"I like to travel. I enjoy seeing America. And I like working with people. When I'm out on the road, there is no boss looking over my shoulder. The camaraderie with the other drivers is hard to explain. I took a vacation and used my pass to ride the bus to see an aunt in Terre Haute, Indiana, that I hadn't seen in 25 years.
"While I was in Indianapolis, I met another driver. I didn't know him but we were both drivers. He took me home to have dinner with his family. Just like that.
"Maybe the thing I enjoy most though is at the end of a trip when a passenger gets off and says to me, `Thanks, it was a good ride.'"
Jim Kelso cannot cash this sort of compliment. After all these years, after all those miles, he still only earned $20,100 and he did that by driving himself to exhaustion.

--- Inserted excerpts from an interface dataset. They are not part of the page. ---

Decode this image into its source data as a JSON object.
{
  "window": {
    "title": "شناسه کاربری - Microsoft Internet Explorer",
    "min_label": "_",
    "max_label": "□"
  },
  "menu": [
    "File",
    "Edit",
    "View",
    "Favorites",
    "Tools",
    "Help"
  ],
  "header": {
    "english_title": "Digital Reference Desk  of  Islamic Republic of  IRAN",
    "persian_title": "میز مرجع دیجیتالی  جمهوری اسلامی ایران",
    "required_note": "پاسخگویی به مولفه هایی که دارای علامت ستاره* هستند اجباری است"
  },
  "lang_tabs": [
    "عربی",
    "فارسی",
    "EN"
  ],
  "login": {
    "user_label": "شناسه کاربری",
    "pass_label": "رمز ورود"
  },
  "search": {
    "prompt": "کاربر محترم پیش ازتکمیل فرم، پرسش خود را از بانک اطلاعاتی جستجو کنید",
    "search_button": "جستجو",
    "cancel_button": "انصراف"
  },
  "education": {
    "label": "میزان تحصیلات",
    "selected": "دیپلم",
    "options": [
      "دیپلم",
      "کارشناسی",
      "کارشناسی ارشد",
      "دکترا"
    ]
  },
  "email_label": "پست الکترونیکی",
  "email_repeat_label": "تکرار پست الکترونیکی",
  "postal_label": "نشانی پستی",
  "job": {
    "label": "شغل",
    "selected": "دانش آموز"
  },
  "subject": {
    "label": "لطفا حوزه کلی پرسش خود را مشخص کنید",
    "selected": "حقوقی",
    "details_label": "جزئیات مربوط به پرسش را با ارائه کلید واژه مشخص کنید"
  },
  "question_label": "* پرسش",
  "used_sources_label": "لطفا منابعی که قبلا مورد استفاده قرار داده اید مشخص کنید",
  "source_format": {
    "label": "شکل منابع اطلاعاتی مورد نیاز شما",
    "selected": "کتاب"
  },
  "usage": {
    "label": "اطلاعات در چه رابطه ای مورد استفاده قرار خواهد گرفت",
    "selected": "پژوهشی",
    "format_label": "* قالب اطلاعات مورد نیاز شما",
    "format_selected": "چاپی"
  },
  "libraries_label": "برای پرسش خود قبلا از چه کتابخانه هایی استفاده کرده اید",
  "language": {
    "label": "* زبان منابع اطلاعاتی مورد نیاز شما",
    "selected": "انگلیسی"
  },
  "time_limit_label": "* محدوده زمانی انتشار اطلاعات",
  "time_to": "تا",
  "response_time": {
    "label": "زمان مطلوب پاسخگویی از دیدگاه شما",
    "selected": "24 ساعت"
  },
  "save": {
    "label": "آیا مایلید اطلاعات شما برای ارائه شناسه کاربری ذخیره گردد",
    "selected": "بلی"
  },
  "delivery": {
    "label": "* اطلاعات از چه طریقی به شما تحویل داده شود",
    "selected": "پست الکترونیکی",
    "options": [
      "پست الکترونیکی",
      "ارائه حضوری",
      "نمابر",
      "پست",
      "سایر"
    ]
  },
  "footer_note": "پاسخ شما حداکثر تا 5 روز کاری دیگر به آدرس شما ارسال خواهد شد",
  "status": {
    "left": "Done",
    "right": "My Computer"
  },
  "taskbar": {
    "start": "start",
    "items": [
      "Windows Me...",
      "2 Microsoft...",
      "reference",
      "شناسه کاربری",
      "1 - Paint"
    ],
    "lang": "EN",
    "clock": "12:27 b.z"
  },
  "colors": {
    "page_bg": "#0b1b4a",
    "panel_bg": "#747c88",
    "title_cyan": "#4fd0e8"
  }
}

I look at Jim and his wife sitting quietly at the table. I worry that I am looking at an endangered species.